Data extract —
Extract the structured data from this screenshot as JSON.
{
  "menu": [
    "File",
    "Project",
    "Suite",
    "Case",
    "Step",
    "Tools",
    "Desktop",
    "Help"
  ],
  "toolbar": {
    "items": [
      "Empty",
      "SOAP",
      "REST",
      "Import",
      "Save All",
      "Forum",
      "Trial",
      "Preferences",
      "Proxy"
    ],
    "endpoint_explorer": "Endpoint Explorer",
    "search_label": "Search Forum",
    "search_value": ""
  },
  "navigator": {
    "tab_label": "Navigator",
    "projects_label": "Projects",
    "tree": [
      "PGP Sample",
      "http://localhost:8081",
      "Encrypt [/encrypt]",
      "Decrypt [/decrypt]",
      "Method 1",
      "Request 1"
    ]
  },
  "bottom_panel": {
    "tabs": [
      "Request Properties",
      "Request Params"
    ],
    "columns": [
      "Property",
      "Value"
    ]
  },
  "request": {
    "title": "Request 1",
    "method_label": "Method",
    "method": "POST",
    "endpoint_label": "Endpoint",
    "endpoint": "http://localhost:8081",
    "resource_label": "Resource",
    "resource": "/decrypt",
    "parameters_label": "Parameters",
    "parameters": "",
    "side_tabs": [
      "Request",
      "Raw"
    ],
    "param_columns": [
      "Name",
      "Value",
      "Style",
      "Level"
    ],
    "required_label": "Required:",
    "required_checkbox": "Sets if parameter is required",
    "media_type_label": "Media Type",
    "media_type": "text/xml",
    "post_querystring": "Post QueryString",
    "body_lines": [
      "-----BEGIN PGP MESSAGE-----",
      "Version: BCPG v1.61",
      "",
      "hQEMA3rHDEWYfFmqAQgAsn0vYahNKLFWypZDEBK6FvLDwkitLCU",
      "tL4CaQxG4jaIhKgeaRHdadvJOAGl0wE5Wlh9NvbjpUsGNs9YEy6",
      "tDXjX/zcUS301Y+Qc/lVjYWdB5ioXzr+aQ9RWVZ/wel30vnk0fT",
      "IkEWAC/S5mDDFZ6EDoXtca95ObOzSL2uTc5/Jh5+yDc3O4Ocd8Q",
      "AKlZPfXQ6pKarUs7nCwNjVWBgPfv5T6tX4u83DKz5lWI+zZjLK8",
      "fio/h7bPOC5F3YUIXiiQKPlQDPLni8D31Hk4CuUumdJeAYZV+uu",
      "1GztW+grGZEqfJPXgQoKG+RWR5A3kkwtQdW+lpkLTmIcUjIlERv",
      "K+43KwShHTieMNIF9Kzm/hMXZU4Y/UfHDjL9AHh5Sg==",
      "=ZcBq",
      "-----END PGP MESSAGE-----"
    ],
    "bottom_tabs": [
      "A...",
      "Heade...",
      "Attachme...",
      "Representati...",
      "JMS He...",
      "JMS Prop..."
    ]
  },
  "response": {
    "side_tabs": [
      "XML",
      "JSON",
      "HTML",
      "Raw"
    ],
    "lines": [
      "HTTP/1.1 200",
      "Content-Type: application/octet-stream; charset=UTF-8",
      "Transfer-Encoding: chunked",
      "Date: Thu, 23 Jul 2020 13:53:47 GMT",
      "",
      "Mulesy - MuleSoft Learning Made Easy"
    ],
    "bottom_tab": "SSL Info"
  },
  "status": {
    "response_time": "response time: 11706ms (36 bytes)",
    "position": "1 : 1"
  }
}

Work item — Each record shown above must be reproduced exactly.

Solution to the problem —
Extract the structured data from this screenshot as JSON.
{
  "menu": [
    "File",
    "Project",
    "Suite",
    "Case",
    "Step",
    "Tools",
    "Desktop",
    "Help"
  ],
  "toolbar": {
    "items": [
      "Empty",
      "SOAP",
      "REST",
      "Import",
      "Save All",
      "Forum",
      "Trial",
      "Preferences",
      "Proxy"
    ],
    "endpoint_explorer": "Endpoint Explorer",
    "search_label": "Search Forum",
    "search_value": ""
  },
  "navigator": {
    "tab_label": "Navigator",
    "projects_label": "Projects",
    "tree": [
      "PGP Sample",
      "http://localhost:8081",
      "Encrypt [/encrypt]",
      "Decrypt [/decrypt]",
      "Method 1",
      "Request 1"
    ]
  },
  "bottom_panel": {
    "tabs": [
      "Request Properties",
      "Request Params"
    ],
    "columns": [
      "Property",
      "Value"
    ]
  },
  "request": {
    "title": "Request 1",
    "method_label": "Method",
    "method": "POST",
    "endpoint_label": "Endpoint",
    "endpoint": "http://localhost:8081",
    "resource_label": "Resource",
    "resource": "/decrypt",
    "parameters_label": "Parameters",
    "parameters": "",
    "side_tabs": [
      "Request",
      "Raw"
    ],
    "param_columns": [
      "Name",
      "Value",
      "Style",
      "Level"
    ],
    "required_label": "Required:",
    "required_checkbox": "Sets if parameter is required",
    "media_type_label": "Media Type",
    "media_type": "text/xml",
    "post_querystring": "Post QueryString",
    "body_lines": [
      "-----BEGIN PGP MESSAGE-----",
      "Version: BCPG v1.61",
      "",
      "hQEMA3rHDEWYfFmqAQgAsn0vYahNKLFWypZDEBK6FvLDwkitLCU",
      "tL4CaQxG4jaIhKgeaRHdadvJOAGl0wE5Wlh9NvbjpUsGNs9YEy6",
      "tDXjX/zcUS301Y+Qc/lVjYWdB5ioXzr+aQ9RWVZ/wel30vnk0fT",
      "IkEWAC/S5mDDFZ6EDoXtca95ObOzSL2uTc5/Jh5+yDc3O4Ocd8Q",
      "AKlZPfXQ6pKarUs7nCwNjVWBgPfv5T6tX4u83DKz5lWI+zZjLK8",
      "fio/h7bPOC5F3YUIXiiQKPlQDPLni8D31Hk4CuUumdJeAYZV+uu",
      "1GztW+grGZEqfJPXgQoKG+RWR5A3kkwtQdW+lpkLTmIcUjIlERv",
      "K+43KwShHTieMNIF9Kzm/hMXZU4Y/UfHDjL9AHh5Sg==",
      "=ZcBq",
      "-----END PGP MESSAGE-----"
    ],
    "bottom_tabs": [
      "A...",
      "Heade...",
      "Attachme...",
      "Representati...",
      "JMS He...",
      "JMS Prop..."
    ]
  },
  "response": {
    "side_tabs": [
      "XML",
      "JSON",
      "HTML",
      "Raw"
    ],
    "lines": [
      "HTTP/1.1 200",
      "Content-Type: application/octet-stream; charset=UTF-8",
      "Transfer-Encoding: chunked",
      "Date: Thu, 23 Jul 2020 13:53:47 GMT",
      "",
      "Mulesy - MuleSoft Learning Made Easy"
    ],
    "bottom_tab": "SSL Info"
  },
  "status": {
    "response_time": "response time: 11706ms (36 bytes)",
    "position": "1 : 1"
  }
}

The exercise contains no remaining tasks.